I always used to be very interested in what separates what is called the “self” from the “other”. As a child, I used to imagine what it would be like if I had someone else’s mind, like my sister’s or cab driver’s, or what it would feel like to be something I wasn’t, like male or sighted. I used to be surprised that you can say of yourself that you’re a “me”, and that you cannot call someone else “me”, for that’s “you”. I still find this fascinating, and it’s an interesting philosophical thing.
Lately, I’ve become aware of a phenomenon called “natural multiplicity”. People/systems like Astraea and Amorpha discuss this thing. It’s nothing like my “system” – mine isn’t natural and it is by far not as formed as theirs are -, but it’s a very interesting phenomenon. Cause why should people be allowed only one person per body? If we say so, we say that appearance (ie. whether there is a different body) is the borderline between one person and another, while the experience of different people is essentially mental. You can’t say so without having a differentiation between the self and the other, for if you did not make this distinction, what value does the idea of different people have?
Is it an idea? I’d say not. I cannot feel that my sister is “me”, and yet I can feel that I am “me”, and, if you get into plurality anyway, I can feel that the “ladies” are “me”, to an extent (in that their qualities and perspectives should be mine). Some people contend that “the self” is only a linguistic principle, for most verbs require a defined subject, but would you ask who is raining if it rains? I wouldn’t. So I don’t think it’s merely linguistic, even though one can become very detached from oneself when one dissociates.
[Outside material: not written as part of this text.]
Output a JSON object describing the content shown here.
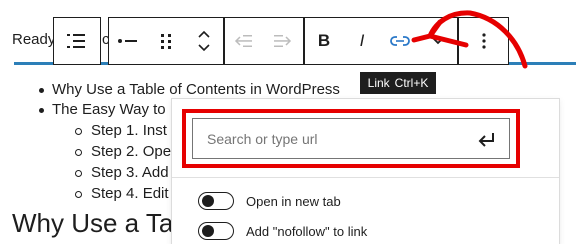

That still only validates the claim that what we call “self” is a mental experience, not something empirical. And even if it were empirical, that would not mean that it’d be by the existence of a body that personhood is defined. I don’t know how natural multiplicity would be accounted for in the physiological or neurological sense, but we don’t know if homosexuals have any neurological or physiological difference, either.